All of the records are to be reproduced exactly.

═════ Records to use

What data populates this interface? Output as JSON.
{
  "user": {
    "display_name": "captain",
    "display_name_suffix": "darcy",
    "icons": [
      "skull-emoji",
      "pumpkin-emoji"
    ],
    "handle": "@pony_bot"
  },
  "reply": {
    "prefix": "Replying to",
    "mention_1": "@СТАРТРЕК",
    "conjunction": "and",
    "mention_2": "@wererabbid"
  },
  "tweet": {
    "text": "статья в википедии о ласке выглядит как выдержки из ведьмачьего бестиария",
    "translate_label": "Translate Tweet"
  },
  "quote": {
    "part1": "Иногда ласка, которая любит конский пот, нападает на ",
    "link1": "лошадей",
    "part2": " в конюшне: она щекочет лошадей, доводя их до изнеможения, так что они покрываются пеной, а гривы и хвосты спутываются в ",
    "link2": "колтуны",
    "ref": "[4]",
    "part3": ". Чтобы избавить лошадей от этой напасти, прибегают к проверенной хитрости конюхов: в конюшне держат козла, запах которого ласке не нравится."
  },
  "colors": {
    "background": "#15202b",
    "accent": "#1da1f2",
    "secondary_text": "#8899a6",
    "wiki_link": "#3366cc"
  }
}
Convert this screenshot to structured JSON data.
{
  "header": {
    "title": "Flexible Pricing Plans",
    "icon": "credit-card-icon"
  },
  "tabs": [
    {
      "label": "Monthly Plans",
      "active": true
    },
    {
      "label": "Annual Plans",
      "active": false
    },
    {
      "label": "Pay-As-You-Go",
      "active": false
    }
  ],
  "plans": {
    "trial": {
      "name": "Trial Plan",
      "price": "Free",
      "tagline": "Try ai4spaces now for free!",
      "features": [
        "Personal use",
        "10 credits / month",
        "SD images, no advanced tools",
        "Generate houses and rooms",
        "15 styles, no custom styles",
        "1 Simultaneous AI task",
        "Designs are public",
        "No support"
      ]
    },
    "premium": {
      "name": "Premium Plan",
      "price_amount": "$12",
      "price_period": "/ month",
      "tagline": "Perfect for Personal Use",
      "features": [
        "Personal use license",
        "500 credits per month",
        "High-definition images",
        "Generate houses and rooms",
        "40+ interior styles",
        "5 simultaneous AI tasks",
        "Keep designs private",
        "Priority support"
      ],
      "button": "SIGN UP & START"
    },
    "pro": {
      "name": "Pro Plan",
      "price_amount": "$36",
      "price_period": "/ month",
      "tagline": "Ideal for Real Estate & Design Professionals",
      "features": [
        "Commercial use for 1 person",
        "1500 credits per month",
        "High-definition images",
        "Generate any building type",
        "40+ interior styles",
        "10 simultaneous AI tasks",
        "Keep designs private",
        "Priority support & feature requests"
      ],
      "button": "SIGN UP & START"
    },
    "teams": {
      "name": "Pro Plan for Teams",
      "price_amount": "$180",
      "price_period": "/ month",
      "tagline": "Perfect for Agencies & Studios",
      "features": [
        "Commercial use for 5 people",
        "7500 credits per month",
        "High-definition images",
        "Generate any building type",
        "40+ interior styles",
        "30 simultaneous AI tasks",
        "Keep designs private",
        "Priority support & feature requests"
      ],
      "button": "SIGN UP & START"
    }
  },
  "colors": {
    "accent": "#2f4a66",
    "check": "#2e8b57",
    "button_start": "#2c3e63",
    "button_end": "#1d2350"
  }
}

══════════

> Response
What data populates this interface? Output as JSON.
{
  "user": {
    "display_name": "captain",
    "display_name_suffix": "darcy",
    "icons": [
      "skull-emoji",
      "pumpkin-emoji"
    ],
    "handle": "@pony_bot"
  },
  "reply": {
    "prefix": "Replying to",
    "mention_1": "@СТАРТРЕК",
    "conjunction": "and",
    "mention_2": "@wererabbid"
  },
  "tweet": {
    "text": "статья в википедии о ласке выглядит как выдержки из ведьмачьего бестиария",
    "translate_label": "Translate Tweet"
  },
  "quote": {
    "part1": "Иногда ласка, которая любит конский пот, нападает на ",
    "link1": "лошадей",
    "part2": " в конюшне: она щекочет лошадей, доводя их до изнеможения, так что они покрываются пеной, а гривы и хвосты спутываются в ",
    "link2": "колтуны",
    "ref": "[4]",
    "part3": ". Чтобы избавить лошадей от этой напасти, прибегают к проверенной хитрости конюхов: в конюшне держат козла, запах которого ласке не нравится."
  },
  "colors": {
    "background": "#15202b",
    "accent": "#1da1f2",
    "secondary_text": "#8899a6",
    "wiki_link": "#3366cc"
  }
}
Convert this screenshot to structured JSON data.
{
  "header": {
    "title": "Flexible Pricing Plans",
    "icon": "credit-card-icon"
  },
  "tabs": [
    {
      "label": "Monthly Plans",
      "active": true
    },
    {
      "label": "Annual Plans",
      "active": false
    },
    {
      "label": "Pay-As-You-Go",
      "active": false
    }
  ],
  "plans": {
    "trial": {
      "name": "Trial Plan",
      "price": "Free",
      "tagline": "Try ai4spaces now for free!",
      "features": [
        "Personal use",
        "10 credits / month",
        "SD images, no advanced tools",
        "Generate houses and rooms",
        "15 styles, no custom styles",
        "1 Simultaneous AI task",
        "Designs are public",
        "No support"
      ]
    },
    "premium": {
      "name": "Premium Plan",
      "price_amount": "$12",
      "price_period": "/ month",
      "tagline": "Perfect for Personal Use",
      "features": [
        "Personal use license",
        "500 credits per month",
        "High-definition images",
        "Generate houses and rooms",
        "40+ interior styles",
        "5 simultaneous AI tasks",
        "Keep designs private",
        "Priority support"
      ],
      "button": "SIGN UP & START"
    },
    "pro": {
      "name": "Pro Plan",
      "price_amount": "$36",
      "price_period": "/ month",
      "tagline": "Ideal for Real Estate & Design Professionals",
      "features": [
        "Commercial use for 1 person",
        "1500 credits per month",
        "High-definition images",
        "Generate any building type",
        "40+ interior styles",
        "10 simultaneous AI tasks",
        "Keep designs private",
        "Priority support & feature requests"
      ],
      "button": "SIGN UP & START"
    },
    "teams": {
      "name": "Pro Plan for Teams",
      "price_amount": "$180",
      "price_period": "/ month",
      "tagline": "Perfect for Agencies & Studios",
      "features": [
        "Commercial use for 5 people",
        "7500 credits per month",
        "High-definition images",
        "Generate any building type",
        "40+ interior styles",
        "30 simultaneous AI tasks",
        "Keep designs private",
        "Priority support & feature requests"
      ],
      "button": "SIGN UP & START"
    }
  },
  "colors": {
    "accent": "#2f4a66",
    "check": "#2e8b57",
    "button_start": "#2c3e63",
    "button_end": "#1d2350"
  }
}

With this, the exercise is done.